WORK INSTRUCTIONS:
Report back each line of the records that contains the string "courses".

MATERIAL FOR THIS EXERCISE:
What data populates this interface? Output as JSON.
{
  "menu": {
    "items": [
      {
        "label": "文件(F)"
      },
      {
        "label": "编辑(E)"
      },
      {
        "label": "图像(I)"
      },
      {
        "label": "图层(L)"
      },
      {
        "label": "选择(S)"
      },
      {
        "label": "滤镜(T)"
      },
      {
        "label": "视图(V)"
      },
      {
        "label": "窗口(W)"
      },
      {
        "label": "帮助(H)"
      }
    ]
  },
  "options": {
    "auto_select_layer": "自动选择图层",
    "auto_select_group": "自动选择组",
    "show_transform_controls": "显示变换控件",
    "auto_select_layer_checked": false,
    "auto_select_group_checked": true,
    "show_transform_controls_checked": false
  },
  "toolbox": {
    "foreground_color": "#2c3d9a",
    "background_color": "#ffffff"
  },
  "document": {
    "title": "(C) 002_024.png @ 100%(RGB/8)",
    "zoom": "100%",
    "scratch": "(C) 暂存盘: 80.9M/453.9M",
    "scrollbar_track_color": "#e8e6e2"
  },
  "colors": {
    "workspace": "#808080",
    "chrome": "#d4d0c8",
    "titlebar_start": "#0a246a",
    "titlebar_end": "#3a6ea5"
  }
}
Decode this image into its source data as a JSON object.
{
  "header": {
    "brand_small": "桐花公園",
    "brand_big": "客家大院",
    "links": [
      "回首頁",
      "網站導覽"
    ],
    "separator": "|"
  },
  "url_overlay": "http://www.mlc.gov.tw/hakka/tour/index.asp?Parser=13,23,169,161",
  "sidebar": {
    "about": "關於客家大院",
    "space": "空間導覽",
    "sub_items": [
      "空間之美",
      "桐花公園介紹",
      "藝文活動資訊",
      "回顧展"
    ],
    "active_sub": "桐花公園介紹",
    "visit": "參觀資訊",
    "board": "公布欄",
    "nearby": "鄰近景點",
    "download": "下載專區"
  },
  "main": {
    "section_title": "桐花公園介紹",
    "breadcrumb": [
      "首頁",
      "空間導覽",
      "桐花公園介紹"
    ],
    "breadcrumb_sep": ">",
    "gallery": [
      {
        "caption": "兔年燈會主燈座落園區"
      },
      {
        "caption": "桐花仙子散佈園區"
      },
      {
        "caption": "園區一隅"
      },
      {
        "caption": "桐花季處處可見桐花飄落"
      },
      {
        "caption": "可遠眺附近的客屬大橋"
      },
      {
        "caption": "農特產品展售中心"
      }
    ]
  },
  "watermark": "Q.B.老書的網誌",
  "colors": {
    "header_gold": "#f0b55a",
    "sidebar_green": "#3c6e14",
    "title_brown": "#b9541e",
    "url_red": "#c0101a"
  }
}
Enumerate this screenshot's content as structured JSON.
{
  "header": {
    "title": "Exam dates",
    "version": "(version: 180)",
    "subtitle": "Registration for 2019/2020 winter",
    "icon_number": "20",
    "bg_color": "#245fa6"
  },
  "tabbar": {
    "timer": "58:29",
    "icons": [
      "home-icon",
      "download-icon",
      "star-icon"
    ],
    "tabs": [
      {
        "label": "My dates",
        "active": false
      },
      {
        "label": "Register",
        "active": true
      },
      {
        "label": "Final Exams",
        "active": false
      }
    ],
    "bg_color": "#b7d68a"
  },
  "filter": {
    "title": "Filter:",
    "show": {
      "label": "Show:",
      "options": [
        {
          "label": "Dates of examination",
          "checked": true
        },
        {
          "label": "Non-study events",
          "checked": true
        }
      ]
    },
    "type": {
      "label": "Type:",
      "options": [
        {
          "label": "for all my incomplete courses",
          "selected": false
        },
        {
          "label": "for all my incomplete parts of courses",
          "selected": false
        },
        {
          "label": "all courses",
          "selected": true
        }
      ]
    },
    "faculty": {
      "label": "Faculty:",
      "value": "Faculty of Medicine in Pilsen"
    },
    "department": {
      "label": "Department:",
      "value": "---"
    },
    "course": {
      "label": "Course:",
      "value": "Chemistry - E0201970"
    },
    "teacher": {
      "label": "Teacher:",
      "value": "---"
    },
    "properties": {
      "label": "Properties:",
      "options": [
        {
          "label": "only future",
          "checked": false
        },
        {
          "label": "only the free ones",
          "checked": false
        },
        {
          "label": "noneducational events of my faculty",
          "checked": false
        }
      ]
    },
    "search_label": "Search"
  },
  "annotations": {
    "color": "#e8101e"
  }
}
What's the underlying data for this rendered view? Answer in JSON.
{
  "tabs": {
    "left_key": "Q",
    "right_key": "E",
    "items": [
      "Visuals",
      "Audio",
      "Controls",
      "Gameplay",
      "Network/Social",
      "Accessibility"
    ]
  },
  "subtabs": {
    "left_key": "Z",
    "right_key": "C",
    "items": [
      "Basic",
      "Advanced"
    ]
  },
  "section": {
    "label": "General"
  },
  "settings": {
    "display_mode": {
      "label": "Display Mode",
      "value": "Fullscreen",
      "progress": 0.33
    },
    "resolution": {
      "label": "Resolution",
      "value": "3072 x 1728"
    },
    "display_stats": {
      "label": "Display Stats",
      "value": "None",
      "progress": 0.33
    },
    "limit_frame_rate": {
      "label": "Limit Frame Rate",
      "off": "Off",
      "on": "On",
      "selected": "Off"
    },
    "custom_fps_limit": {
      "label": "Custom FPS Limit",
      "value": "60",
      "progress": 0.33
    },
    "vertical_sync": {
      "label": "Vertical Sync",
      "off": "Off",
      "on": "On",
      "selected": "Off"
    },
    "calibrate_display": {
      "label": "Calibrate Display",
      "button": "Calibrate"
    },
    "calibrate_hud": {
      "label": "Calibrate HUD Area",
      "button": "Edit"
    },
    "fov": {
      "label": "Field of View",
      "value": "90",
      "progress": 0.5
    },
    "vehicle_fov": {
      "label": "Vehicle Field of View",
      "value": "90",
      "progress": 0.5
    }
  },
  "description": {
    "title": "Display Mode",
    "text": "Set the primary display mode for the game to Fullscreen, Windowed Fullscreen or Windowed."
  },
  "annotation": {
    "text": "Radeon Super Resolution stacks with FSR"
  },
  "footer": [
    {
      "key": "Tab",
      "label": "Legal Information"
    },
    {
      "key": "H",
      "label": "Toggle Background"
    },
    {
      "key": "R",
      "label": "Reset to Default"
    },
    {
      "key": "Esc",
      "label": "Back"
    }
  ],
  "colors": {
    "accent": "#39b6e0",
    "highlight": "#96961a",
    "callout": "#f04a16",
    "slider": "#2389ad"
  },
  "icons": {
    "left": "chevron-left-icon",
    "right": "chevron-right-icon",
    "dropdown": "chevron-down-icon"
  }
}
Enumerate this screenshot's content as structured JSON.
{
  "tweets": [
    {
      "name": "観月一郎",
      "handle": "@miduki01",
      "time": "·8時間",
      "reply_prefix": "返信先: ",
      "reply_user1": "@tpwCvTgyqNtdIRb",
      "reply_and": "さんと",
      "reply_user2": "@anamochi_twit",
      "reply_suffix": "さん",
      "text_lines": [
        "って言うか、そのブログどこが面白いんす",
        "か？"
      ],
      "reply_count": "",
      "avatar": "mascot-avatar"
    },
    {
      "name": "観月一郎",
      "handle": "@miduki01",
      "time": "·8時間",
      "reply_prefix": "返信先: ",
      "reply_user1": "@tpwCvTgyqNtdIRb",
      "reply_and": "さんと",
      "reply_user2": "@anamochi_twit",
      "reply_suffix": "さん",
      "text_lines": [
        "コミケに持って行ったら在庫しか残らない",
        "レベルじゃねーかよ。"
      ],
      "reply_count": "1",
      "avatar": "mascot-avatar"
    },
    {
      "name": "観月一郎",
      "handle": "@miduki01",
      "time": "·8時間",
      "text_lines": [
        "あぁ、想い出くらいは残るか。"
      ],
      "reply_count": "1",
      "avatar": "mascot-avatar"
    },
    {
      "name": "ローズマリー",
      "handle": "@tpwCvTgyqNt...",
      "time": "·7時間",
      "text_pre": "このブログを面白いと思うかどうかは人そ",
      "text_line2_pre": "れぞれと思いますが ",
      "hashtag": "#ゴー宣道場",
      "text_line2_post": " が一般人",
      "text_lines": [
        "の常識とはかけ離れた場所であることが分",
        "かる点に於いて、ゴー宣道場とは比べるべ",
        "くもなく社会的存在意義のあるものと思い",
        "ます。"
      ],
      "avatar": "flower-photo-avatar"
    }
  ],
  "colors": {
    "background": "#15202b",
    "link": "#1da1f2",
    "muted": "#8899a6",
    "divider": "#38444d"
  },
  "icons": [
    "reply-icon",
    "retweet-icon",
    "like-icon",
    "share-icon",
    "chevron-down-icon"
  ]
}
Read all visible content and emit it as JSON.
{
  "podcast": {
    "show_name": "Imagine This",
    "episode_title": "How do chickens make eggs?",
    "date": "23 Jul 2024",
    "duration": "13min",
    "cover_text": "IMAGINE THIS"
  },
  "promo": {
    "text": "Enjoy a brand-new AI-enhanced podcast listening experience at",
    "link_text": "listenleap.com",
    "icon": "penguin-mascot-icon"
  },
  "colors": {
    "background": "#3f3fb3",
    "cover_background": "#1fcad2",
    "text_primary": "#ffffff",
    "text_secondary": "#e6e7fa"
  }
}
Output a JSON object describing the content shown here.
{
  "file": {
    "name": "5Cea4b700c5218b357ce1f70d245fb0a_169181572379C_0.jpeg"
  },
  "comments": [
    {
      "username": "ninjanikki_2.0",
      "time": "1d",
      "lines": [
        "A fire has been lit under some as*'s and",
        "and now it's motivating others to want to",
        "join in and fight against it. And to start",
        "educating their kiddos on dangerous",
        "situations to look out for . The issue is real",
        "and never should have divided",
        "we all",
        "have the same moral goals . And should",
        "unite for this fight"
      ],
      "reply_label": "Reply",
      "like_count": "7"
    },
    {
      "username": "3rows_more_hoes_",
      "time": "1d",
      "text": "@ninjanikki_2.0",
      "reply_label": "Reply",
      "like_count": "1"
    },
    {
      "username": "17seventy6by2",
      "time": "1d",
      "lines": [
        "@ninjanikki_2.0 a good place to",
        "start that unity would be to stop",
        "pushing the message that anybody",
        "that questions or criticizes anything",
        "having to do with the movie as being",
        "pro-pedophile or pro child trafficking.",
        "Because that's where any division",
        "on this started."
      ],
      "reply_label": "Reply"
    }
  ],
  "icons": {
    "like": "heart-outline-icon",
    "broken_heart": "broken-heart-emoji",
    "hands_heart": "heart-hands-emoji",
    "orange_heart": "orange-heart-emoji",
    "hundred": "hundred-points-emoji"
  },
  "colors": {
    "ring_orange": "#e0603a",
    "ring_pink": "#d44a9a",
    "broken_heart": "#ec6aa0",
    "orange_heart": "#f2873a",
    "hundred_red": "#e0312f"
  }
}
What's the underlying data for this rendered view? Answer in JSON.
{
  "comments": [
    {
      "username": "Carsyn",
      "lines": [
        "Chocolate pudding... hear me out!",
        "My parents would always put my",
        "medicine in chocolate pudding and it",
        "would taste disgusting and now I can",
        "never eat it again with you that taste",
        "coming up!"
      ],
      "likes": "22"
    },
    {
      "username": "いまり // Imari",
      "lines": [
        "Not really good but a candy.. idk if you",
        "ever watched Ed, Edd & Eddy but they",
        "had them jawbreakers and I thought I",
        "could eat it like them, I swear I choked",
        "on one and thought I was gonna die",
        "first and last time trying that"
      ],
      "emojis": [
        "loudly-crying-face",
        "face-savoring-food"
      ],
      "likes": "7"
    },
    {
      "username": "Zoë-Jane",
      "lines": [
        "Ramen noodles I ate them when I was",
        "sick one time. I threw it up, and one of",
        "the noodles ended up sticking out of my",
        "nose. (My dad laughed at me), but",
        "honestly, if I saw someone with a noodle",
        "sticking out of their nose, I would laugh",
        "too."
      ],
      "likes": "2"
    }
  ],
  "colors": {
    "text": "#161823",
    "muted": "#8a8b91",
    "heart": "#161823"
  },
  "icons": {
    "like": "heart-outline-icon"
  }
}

SOLUTION TO THIS PROBLEM:
          "label": "for all my incomplete courses",
          "label": "for all my incomplete parts of courses",
          "label": "all courses",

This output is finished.